Caddie Col Swatton left the course after seven holes and was replaced by Day's mental coach, Jason Goldsmith, but the switch worked surprisingly well as the Australian went on to card three birdies en route to a three-under-par 67.
That left Day in a four-way tie for third place in the PGA Tour's fourth and final FedExCup playoff event at East Lake Golf Club, just one stroke off the pace.
"It's gotta be frustrating for him because obviously this is a big tournament not only for me but for him as well," world number eight Day told reporters about Swatton's withdrawal.
"And I know how much he loves being out here caddying and trying to get us to win tournaments. Since he first caddied for me, in 2006 I'm thinking, he's never missed a tournament.
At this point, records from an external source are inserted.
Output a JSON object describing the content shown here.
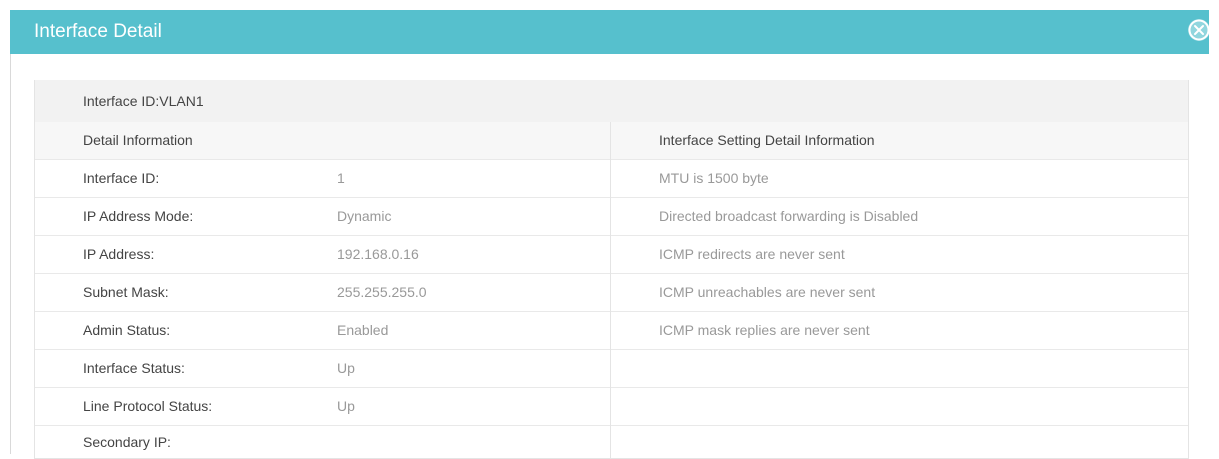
{
  "header": {
    "title": "Interface Detail"
  },
  "interface_id_line": "Interface ID:VLAN1",
  "left": {
    "heading": "Detail Information",
    "rows": [
      {
        "label": "Interface ID:",
        "value": "1"
      },
      {
        "label": "IP Address Mode:",
        "value": "Dynamic"
      },
      {
        "label": "IP Address:",
        "value": "192.168.0.16"
      },
      {
        "label": "Subnet Mask:",
        "value": "255.255.255.0"
      },
      {
        "label": "Admin Status:",
        "value": "Enabled"
      },
      {
        "label": "Interface Status:",
        "value": "Up"
      },
      {
        "label": "Line Protocol Status:",
        "value": "Up"
      },
      {
        "label": "Secondary IP:",
        "value": ""
      }
    ]
  },
  "right": {
    "heading": "Interface Setting Detail Information",
    "rows": [
      "MTU is 1500 byte",
      "Directed broadcast forwarding is Disabled",
      "ICMP redirects are never sent",
      "ICMP unreachables are never sent",
      "ICMP mask replies are never sent",
      "",
      "",
      ""
    ]
  },
  "colors": {
    "header_bg": "#56c0cd",
    "label_text": "#444444",
    "value_text": "#999999"
  },
  "icons": {
    "close": "close-circle-icon"
  }
}
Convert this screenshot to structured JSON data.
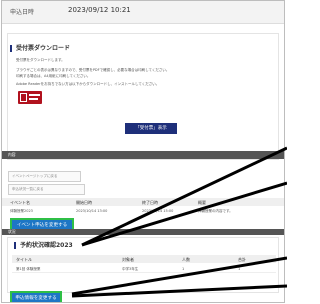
{
  "header": {
    "label": "申込日時",
    "datetime": "2023/09/12 10:21"
  },
  "download_panel": {
    "title": "受付票ダウンロード",
    "lines": [
      "受付票をダウンロードします。",
      "ブラウザごとの表示は異なりますので、受付票をPDFで確認し、必要な場合は印刷してください。",
      "印刷する場合は、A4用紙に印刷してください。",
      "Adobe Readerをお持ちでない方は以下からダウンロードし、インストールしてください。"
    ],
    "adobe_badge": "Adobe Reader",
    "button": "「受付票」表示"
  },
  "ghost_buttons": [
    "イベントページトップに戻る",
    "申込状況一覧に戻る"
  ],
  "event_table": {
    "bar_label": "内容",
    "headers": [
      "イベント名",
      "開始日時",
      "終了日時",
      "概要"
    ],
    "row": [
      "体験授業2023",
      "2023/10/14 13:00",
      "2023/10/14 15:00",
      "体験授業の内容です。"
    ]
  },
  "change_button": "イベント申込を変更する",
  "status_bar": "状況",
  "schedule_panel": {
    "title": "予約状況確認2023",
    "headers": [
      "タイトル",
      "対象者",
      "人数",
      "合計"
    ],
    "rows": [
      [
        "第1回 体験授業",
        "中学3年生",
        "1",
        "1"
      ]
    ]
  },
  "confirm_button": "申込情報を変更する",
  "colors": {
    "navy": "#1e2f7a",
    "action_blue": "#1d76c5",
    "highlight_green": "#2fbf46",
    "adobe_red": "#b1121e"
  }
}
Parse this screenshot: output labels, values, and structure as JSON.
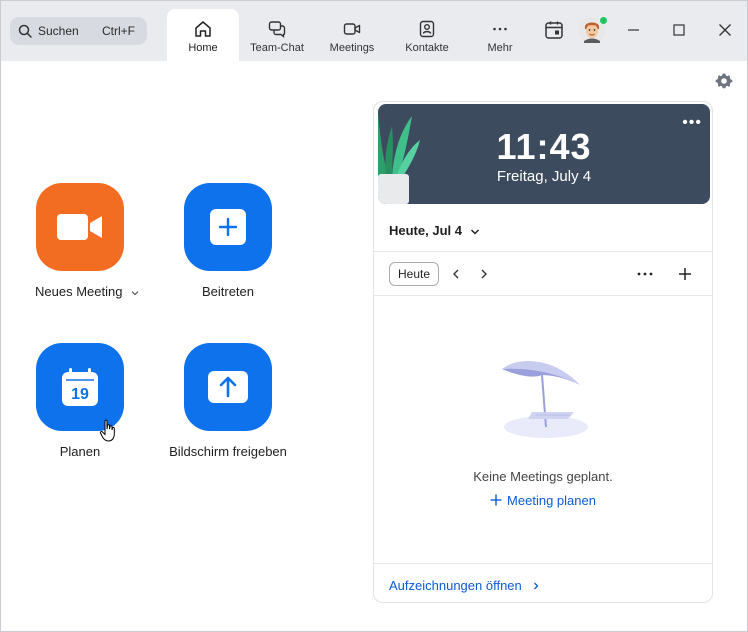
{
  "search": {
    "label": "Suchen",
    "shortcut": "Ctrl+F",
    "icon": "search-icon"
  },
  "tabs": [
    {
      "label": "Home",
      "icon": "home-icon",
      "active": true
    },
    {
      "label": "Team-Chat",
      "icon": "chat-icon",
      "active": false
    },
    {
      "label": "Meetings",
      "icon": "video-icon",
      "active": false
    },
    {
      "label": "Kontakte",
      "icon": "contacts-icon",
      "active": false
    },
    {
      "label": "Mehr",
      "icon": "more-icon",
      "active": false
    }
  ],
  "actions": {
    "new_meeting": "Neues Meeting",
    "join": "Beitreten",
    "schedule": "Planen",
    "share_screen": "Bildschirm freigeben",
    "schedule_day": "19"
  },
  "calendar": {
    "time": "11:43",
    "date": "Freitag, July 4",
    "day_header": "Heute, Jul 4",
    "today_button": "Heute",
    "more": "•••",
    "empty_text": "Keine Meetings geplant.",
    "plan_link": "Meeting planen",
    "recordings_link": "Aufzeichnungen öffnen"
  },
  "colors": {
    "orange": "#f26d21",
    "blue": "#0e72ed",
    "link": "#0b5cd5",
    "banner": "#3d4b5e",
    "presence": "#23c55e"
  }
}
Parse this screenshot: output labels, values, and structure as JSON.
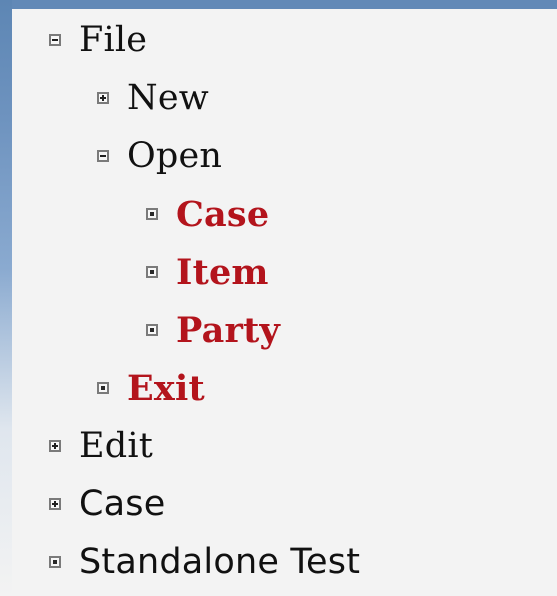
{
  "colors": {
    "background": "#f3f3f3",
    "accent_blue": "#6289b7",
    "active_red": "#b3141c",
    "text": "#111111",
    "icon_border": "#7a7a7a"
  },
  "tree": {
    "items": [
      {
        "label": "File",
        "toggle": "minus-icon",
        "style": "normal"
      },
      {
        "label": "New",
        "toggle": "plus-icon",
        "style": "normal"
      },
      {
        "label": "Open",
        "toggle": "minus-icon",
        "style": "normal"
      },
      {
        "label": "Case",
        "toggle": "leaf-icon",
        "style": "selected"
      },
      {
        "label": "Item",
        "toggle": "leaf-icon",
        "style": "selected"
      },
      {
        "label": "Party",
        "toggle": "leaf-icon",
        "style": "selected"
      },
      {
        "label": "Exit",
        "toggle": "leaf-icon",
        "style": "selected"
      },
      {
        "label": "Edit",
        "toggle": "plus-icon",
        "style": "normal"
      },
      {
        "label": "Case",
        "toggle": "plus-icon",
        "style": "normal"
      },
      {
        "label": "Standalone Test",
        "toggle": "leaf-icon",
        "style": "normal"
      }
    ]
  }
}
This was the first one."
Swatton also acts as Day's swing coach and the Australian was a little peeved that his regular caddie initially decided to carry his bag, despite not feeling fully fit overnight.
"I told him: 'Look, if you get out there and you pull out, I'm going to be very pissed, because I said take the day off,'" Day explained. "I said: 'If you just miss today and you feel better tomorrow, then I've got you for the next three days.'
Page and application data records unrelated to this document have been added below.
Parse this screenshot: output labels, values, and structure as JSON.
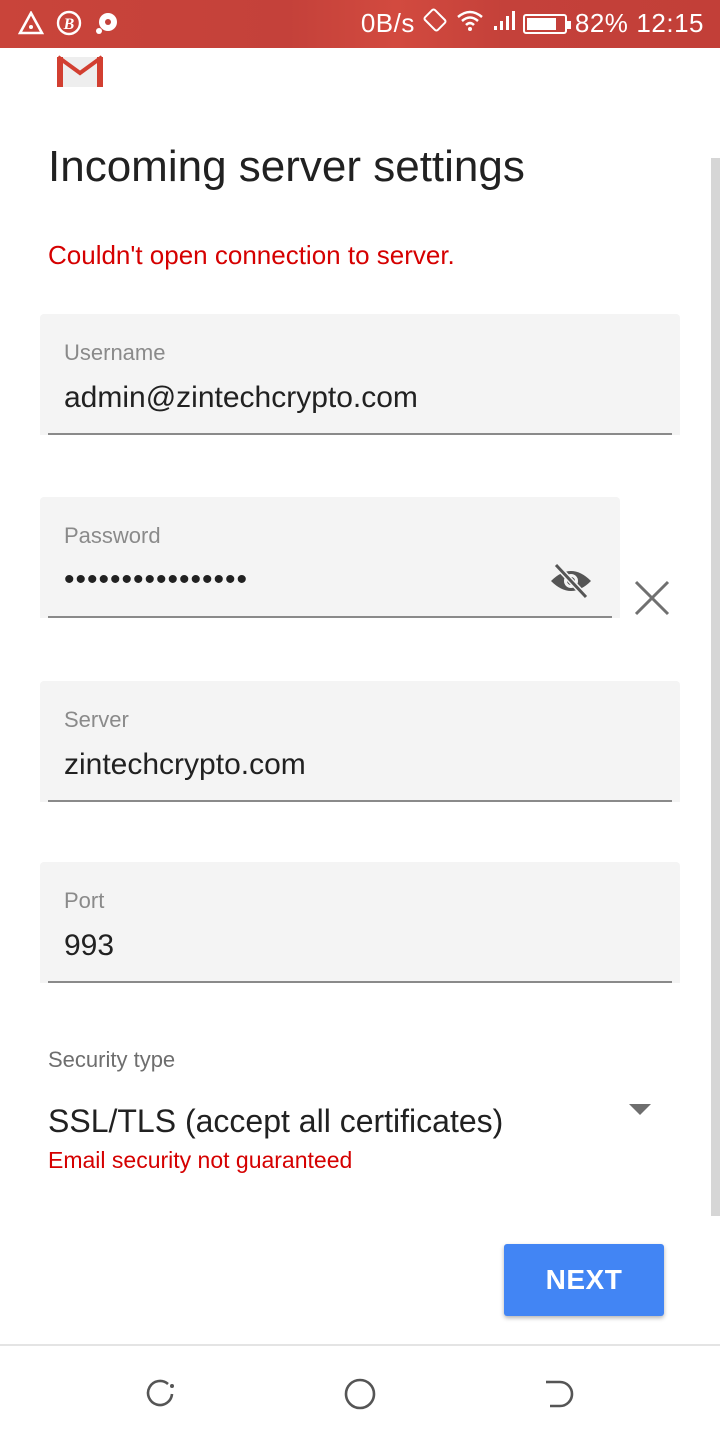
{
  "status_bar": {
    "net_speed": "0B/s",
    "battery_percent": "82%",
    "battery_level": 0.82,
    "time": "12:15",
    "icons": [
      "alert-triangle-icon",
      "b-circle-icon",
      "sync-icon",
      "rotate-icon",
      "wifi-icon",
      "signal-icon",
      "battery-charging-icon"
    ]
  },
  "app": {
    "logo": "gmail-logo"
  },
  "page": {
    "title": "Incoming server settings",
    "error": "Couldn't open connection to server."
  },
  "fields": {
    "username": {
      "label": "Username",
      "value": "admin@zintechcrypto.com"
    },
    "password": {
      "label": "Password",
      "value": "••••••••••••••••"
    },
    "server": {
      "label": "Server",
      "value": "zintechcrypto.com"
    },
    "port": {
      "label": "Port",
      "value": "993"
    }
  },
  "security": {
    "label": "Security type",
    "value": "SSL/TLS (accept all certificates)",
    "warning": "Email security not guaranteed"
  },
  "actions": {
    "next_label": "NEXT"
  },
  "colors": {
    "status_bar": "#c4413a",
    "error": "#d50000",
    "primary_button": "#4285f4",
    "field_bg": "#f4f4f4"
  }
}
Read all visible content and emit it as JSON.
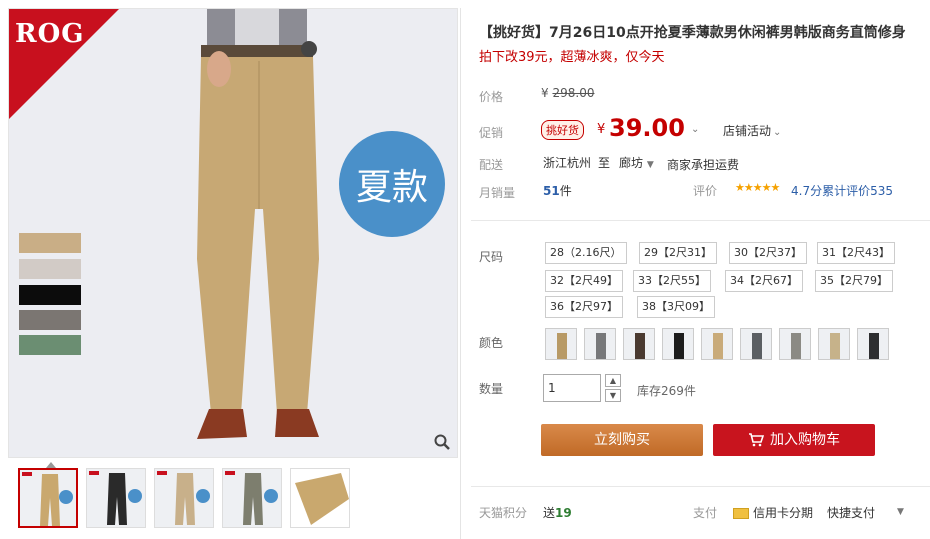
{
  "gallery": {
    "brand": "ROG",
    "badge": "夏款",
    "swatches": [
      "#c9ae86",
      "#d2cbc6",
      "#0c0c0c",
      "#7b7672",
      "#6b8e72"
    ],
    "thumbnail_colors": [
      "#c9a86e",
      "#2a2a2a",
      "#c8b08a",
      "#7d7e6e",
      "#c9a86e"
    ]
  },
  "product": {
    "title": "【挑好货】7月26日10点开抢夏季薄款男休闲裤男韩版商务直筒修身",
    "subtitle": "拍下改39元，超薄冰爽，仅今天",
    "price_label": "价格",
    "original_price_symbol": "¥",
    "original_price": "298.00",
    "promo_label": "促销",
    "promo_tag": "挑好货",
    "price_symbol": "¥",
    "price": "39.00",
    "shop_activity": "店铺活动",
    "shipping_label": "配送",
    "ship_from": "浙江杭州",
    "ship_to_word": "至",
    "ship_to": "廊坊",
    "ship_fee": "商家承担运费",
    "sales_label": "月销量",
    "sales_count": "51",
    "sales_unit": "件",
    "rating_label": "评价",
    "stars": "★★★★★",
    "rating_text": "4.7分累计评价535"
  },
  "options": {
    "size_label": "尺码",
    "sizes": [
      "28（2.16尺）",
      "29【2尺31】",
      "30【2尺37】",
      "31【2尺43】",
      "32【2尺49】",
      "33【2尺55】",
      "34【2尺67】",
      "35【2尺79】",
      "36【2尺97】",
      "38【3尺09】"
    ],
    "color_label": "颜色",
    "colors": [
      "#b89a66",
      "#77787a",
      "#4a3a30",
      "#1c1c1c",
      "#c9ab7a",
      "#5b5f63",
      "#8b8a84",
      "#c6b28a",
      "#2d2e30"
    ],
    "qty_label": "数量",
    "qty_value": "1",
    "stock": "库存269件"
  },
  "actions": {
    "buy_now": "立刻购买",
    "add_to_cart": "加入购物车"
  },
  "footer": {
    "points_label": "天猫积分",
    "points_prefix": "送",
    "points_value": "19",
    "pay_label": "支付",
    "credit_installment": "信用卡分期",
    "quick_pay": "快捷支付"
  }
}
"I don't know what he did to his back last night, but he did something. He had to pull out after seven holes.
"And it turned out great," said Day, who mixed five birdies with two bogeys during the round. "I mean, my short game is coming around nicely. I've been working hard on that, and I saved myself a couple of times out there which was good."
Goldsmith was always going to be in foreign territory as a backup caddie, though he usually walks outside the ropes when Day competes on tour and often does the green reading for his player in practice.
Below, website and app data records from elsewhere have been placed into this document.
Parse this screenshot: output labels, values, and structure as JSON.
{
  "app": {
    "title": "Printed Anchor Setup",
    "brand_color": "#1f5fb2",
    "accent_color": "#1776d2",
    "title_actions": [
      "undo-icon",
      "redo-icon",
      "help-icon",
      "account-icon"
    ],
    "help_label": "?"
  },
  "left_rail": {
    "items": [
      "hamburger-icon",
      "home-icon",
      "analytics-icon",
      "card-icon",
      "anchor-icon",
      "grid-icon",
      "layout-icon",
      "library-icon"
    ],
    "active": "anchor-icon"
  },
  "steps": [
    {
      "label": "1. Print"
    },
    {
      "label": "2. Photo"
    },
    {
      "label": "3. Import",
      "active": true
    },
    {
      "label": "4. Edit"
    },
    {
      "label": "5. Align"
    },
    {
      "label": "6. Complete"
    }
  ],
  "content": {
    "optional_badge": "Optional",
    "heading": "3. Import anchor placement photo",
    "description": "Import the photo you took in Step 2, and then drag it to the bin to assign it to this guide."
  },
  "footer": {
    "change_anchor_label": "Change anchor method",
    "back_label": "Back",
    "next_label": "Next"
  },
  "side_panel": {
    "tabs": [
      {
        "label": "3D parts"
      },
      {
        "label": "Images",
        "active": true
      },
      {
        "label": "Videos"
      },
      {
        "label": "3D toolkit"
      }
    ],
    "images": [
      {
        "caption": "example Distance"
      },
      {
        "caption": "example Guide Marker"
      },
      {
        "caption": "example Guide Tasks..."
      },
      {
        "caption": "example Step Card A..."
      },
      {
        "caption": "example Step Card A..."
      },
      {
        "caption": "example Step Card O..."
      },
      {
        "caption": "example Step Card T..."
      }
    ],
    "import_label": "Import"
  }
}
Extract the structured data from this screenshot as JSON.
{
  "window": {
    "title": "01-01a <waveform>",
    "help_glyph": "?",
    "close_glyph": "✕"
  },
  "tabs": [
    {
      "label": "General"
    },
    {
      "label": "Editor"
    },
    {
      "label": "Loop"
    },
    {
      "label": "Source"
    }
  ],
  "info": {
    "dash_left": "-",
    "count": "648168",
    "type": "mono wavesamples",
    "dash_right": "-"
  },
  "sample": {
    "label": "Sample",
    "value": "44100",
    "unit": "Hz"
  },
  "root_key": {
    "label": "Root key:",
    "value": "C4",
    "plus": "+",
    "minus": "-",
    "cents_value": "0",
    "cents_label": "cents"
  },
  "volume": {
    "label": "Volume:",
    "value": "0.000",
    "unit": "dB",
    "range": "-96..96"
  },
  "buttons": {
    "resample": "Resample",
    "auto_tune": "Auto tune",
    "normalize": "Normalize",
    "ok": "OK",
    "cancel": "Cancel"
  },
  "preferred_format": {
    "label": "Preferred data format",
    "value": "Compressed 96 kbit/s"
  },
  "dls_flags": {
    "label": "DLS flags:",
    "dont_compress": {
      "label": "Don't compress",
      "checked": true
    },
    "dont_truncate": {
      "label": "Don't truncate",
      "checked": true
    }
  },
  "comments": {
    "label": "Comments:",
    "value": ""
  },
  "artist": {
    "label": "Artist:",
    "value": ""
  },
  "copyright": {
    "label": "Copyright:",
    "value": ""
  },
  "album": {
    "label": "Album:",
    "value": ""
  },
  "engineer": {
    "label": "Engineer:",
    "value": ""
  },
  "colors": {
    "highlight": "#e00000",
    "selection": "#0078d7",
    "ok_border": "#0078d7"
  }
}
"He didn't know what to do today, really, so he just had the yardage book," Day smiled. "He's coming over to me and he looked official.
"It just kind of clicked. It worked. I did all the yardages out there and we were just talking out there, kind of just going about our way, and that kind of calmed me down a little bit.
"When you have a (regular) caddie and you both do yardages, there's so many numbers flying around it's sometimes hard to commit to some shots. But it seemed like every other yardage after he (Swatton) pulled out I got it right."
Day, who won his first World Golf Championships title at the Accenture Match Play Championship in February, withdrew from last week's BMW event after nine holes in the second round, putting his place in some doubt for this week.
"I've been getting at least two sessions a day, anywhere between two and four hours, since then," said Day.
"That much work can definitely mess with your timing, mess with the sync of the swing, just because things are moving a lot better than what you're used to.
"I just felt good out there even though I had some loose shots. I'm just out here trying to do my job, and my job is to try and win at the end of the week."
Editing by Frank Pingue